# Stationary Density

It’s apparent by the construction of the model (0 ≤ N ≤ 3) that no cell can have negative entries. Some cascades (i.e, sequences) to stable end-states are impossible regardless of the initial configuration. For instance, the grid will *never get flushed out completely*. If *two adjacent cells weren’t empty* when the process began, *they can never both be empty* in the future since one cell tumbles and offers its neighbor a grain. What’s the average cell density (i.e., height) after a long time? It must rise rapidly but cannot exceed 4. *Peter Grassberger conjectured* that a cell’s density averaged over an ensemble of recurrent configurations to be 𝝆 = 17/8 = 2.125 grains.

# Blast Radius and Cascade Duration

Starting from an initial cell that tumbles, what is its blast radius? The blast radius are the cells affected in that cascade (or avalanche). Though we cannot know *apriori*, we can estimate its lower bound. The probability that it contains K cells is ** proportional to 1/√K**. This estimate gets more accurate with large values of K. It implies small piles are scaled-down versions of large ones by that scaling factor. A sandpile in a dimension (say d = 3) looks like a stack of lower dimensional slices (d=2) except at the center of the grid. The tendency of sand grains to radiate outward may have something to do with this effect. But it’s a curious artifact of the sandpile dynamics. We can’t know how long the cascade lasts (

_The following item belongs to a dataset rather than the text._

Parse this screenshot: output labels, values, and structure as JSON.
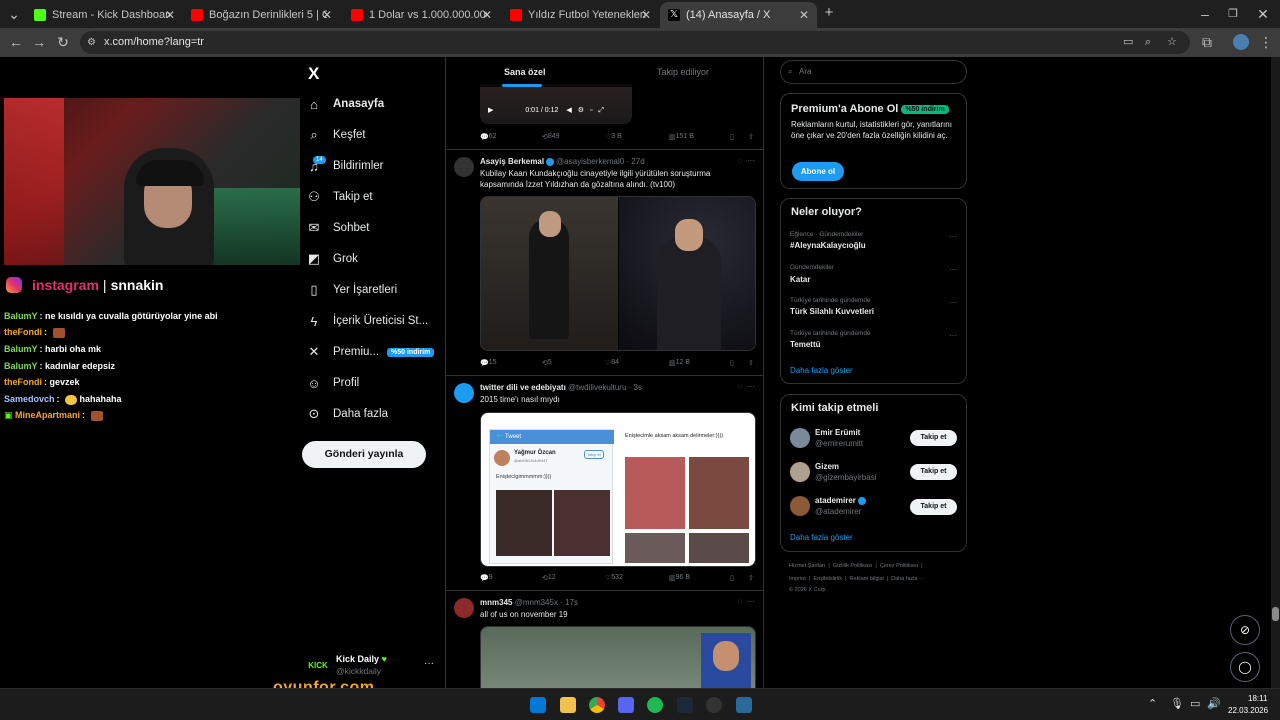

*i.e.,*its

*lifetime*), but the chance it lasts longer than a duration

*t**is*

**. Long relaxation times**

*proportional to 1/t***,**are rare. Shorter ones are all too frequent. The exponents (

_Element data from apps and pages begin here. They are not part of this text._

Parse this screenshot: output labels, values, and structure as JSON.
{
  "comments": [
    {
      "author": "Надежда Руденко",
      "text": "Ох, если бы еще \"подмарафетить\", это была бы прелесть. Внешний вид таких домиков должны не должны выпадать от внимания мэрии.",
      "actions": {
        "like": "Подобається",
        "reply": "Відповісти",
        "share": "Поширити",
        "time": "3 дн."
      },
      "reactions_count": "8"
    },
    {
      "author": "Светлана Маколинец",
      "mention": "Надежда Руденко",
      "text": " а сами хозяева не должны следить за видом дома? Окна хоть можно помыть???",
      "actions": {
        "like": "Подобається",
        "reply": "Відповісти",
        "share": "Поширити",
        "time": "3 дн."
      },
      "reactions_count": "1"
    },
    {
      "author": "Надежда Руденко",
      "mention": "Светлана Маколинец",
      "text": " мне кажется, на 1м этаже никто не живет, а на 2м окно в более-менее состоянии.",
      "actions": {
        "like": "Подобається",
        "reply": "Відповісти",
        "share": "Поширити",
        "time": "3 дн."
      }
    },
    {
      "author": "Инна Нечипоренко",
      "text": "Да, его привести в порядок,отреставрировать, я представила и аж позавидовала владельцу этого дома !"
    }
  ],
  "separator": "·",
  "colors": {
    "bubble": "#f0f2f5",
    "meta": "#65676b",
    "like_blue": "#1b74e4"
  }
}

*t*

*β**=*

*-0.5**and*

**) are power laws governing its (**

*β = -1***).**

*size**and**duration*# Resilience

Continuously adding sand reliably brings the pile back to a meta-stable state without fail. This process is robust. On average, sand gets pushed out to the edges as the system relaxes. In its relaxation, it passes through accessible transient configurations, settling into a robust recurrent configuration no matter *where* *or how many* grains enter and leave. The system gets attracted to the recurrent configurations, which are critical. Their criticality implies the tendency of causing large scale changes when disturbed from those states by addition of more grains. The *transient configurations are either* *sub-critical* *or* *super-critical*, and the *duration or size of the chain reactions are unpredictable* *but follow power laws*. The system is resilient as it wants to return to a critical configuration and remain there. It’s is a feature of many naturally occurring processes, from earthquakes to immune systems.

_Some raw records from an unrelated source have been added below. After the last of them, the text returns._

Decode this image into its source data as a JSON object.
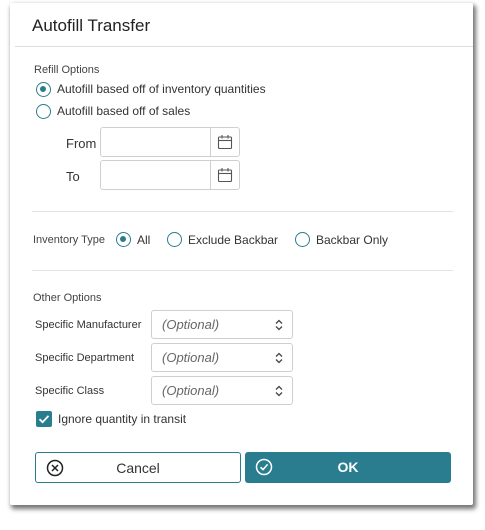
{
  "dialog": {
    "title": "Autofill Transfer",
    "refill_options": {
      "label": "Refill Options",
      "options": [
        {
          "label": "Autofill based off of inventory quantities",
          "selected": true
        },
        {
          "label": "Autofill based off of sales",
          "selected": false
        }
      ],
      "from_label": "From",
      "to_label": "To"
    },
    "inventory_type": {
      "label": "Inventory Type",
      "options": [
        {
          "label": "All",
          "selected": true
        },
        {
          "label": "Exclude Backbar",
          "selected": false
        },
        {
          "label": "Backbar Only",
          "selected": false
        }
      ]
    },
    "other_options": {
      "label": "Other Options",
      "fields": [
        {
          "label": "Specific Manufacturer",
          "placeholder": "(Optional)"
        },
        {
          "label": "Specific Department",
          "placeholder": "(Optional)"
        },
        {
          "label": "Specific Class",
          "placeholder": "(Optional)"
        }
      ],
      "ignore_transit": {
        "label": "Ignore quantity in transit",
        "checked": true
      }
    },
    "buttons": {
      "cancel": "Cancel",
      "ok": "OK"
    },
    "accent_color": "#2a7d8e"
  }
}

**Thank you for your readership and support.**

**© Dr. VK. All rights reserved, 2024**

# References

- Self-organized criticality: an explanation of 1/
*ƒ*noise,*Per Bak, Chao Tang, Kurt Wiesenfeld*, 1987 - How Nature Works: The Science of Self-Organized Criticality,
*Per Bak*, 1996 - Self-Organized Critical State of Sandpile Automation Models,
*Deepak Dhar*, 1989 - ‘
*1/f noise*’ in music and speech,*Richard Voss, John Clarke*, 1975 - Fractal Music, Hypercards, and More …,
*Martin Gardner*, 1991 - 25 years of self-organized criticality: concepts and controversies,
*Nicholas Watkins, Gunnar Pruessner, Sandra Chapman, Norma Crosby, Henrik Jensen*, 2015 - Dynamics of Sand,
*Per Bak, Michael Creutz*, 1991 - Complexity, contingency, and criticality,
*Per Bak, Maya Paczuski*, 1995 - What is … a sandpile?
*Lionel Levine, James Propp*, 2010 - Exact integration of height probabilities in the Abelian Sandpile Model,
*Sergio Caracciolo, Andrea Sportiello*, 2012